SUPPLIED DATA: Begin

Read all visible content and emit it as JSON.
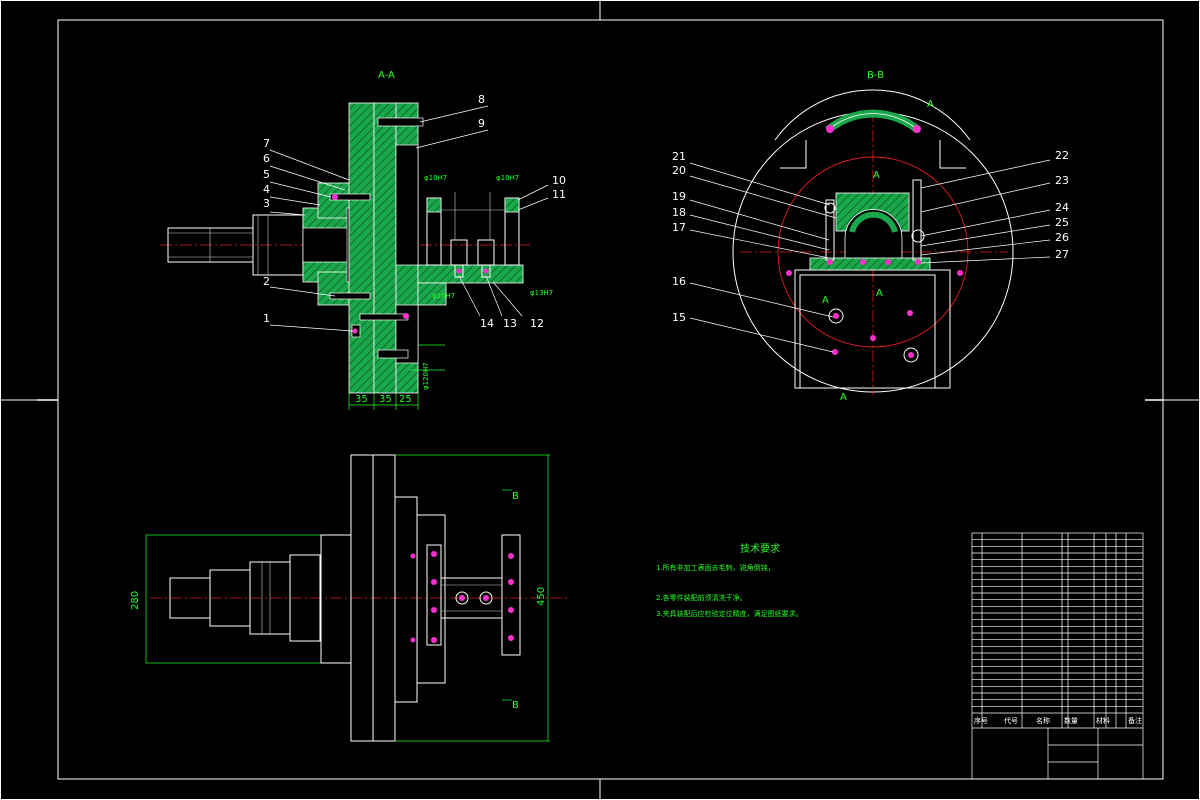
{
  "drawing": {
    "section_aa_title": "A-A",
    "section_bb_title": "B-B",
    "view_a_label": "A",
    "view_b_label": "B",
    "part_numbers_left": [
      "1",
      "2",
      "3",
      "4",
      "5",
      "6",
      "7",
      "8",
      "9",
      "10",
      "11",
      "12",
      "13",
      "14"
    ],
    "part_numbers_right": [
      "15",
      "16",
      "17",
      "18",
      "19",
      "20",
      "21",
      "22",
      "23",
      "24",
      "25",
      "26",
      "27"
    ],
    "dimensions": {
      "d1": "35",
      "d2": "35",
      "d3": "25",
      "height_front": "280",
      "height_right": "450"
    },
    "tech_requirements": {
      "title": "技术要求",
      "lines": [
        "1.所有非加工表面去毛刺，锐角倒钝，",
        "2.各零件装配前须清洗干净。",
        "3.夹具装配后应检验定位精度，满足图纸要求。"
      ]
    },
    "title_block": {
      "header_labels": [
        "序号",
        "代号",
        "名称",
        "数量",
        "材料",
        "备注"
      ]
    }
  }
}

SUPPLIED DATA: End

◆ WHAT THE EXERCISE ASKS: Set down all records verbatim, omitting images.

◆ SOLUTION:
Read all visible content and emit it as JSON.
{
  "drawing": {
    "section_aa_title": "A-A",
    "section_bb_title": "B-B",
    "view_a_label": "A",
    "view_b_label": "B",
    "part_numbers_left": [
      "1",
      "2",
      "3",
      "4",
      "5",
      "6",
      "7",
      "8",
      "9",
      "10",
      "11",
      "12",
      "13",
      "14"
    ],
    "part_numbers_right": [
      "15",
      "16",
      "17",
      "18",
      "19",
      "20",
      "21",
      "22",
      "23",
      "24",
      "25",
      "26",
      "27"
    ],
    "dimensions": {
      "d1": "35",
      "d2": "35",
      "d3": "25",
      "height_front": "280",
      "height_right": "450"
    },
    "tech_requirements": {
      "title": "技术要求",
      "lines": [
        "1.所有非加工表面去毛刺，锐角倒钝，",
        "2.各零件装配前须清洗干净。",
        "3.夹具装配后应检验定位精度，满足图纸要求。"
      ]
    },
    "title_block": {
      "header_labels": [
        "序号",
        "代号",
        "名称",
        "数量",
        "材料",
        "备注"
      ]
    }
  }
}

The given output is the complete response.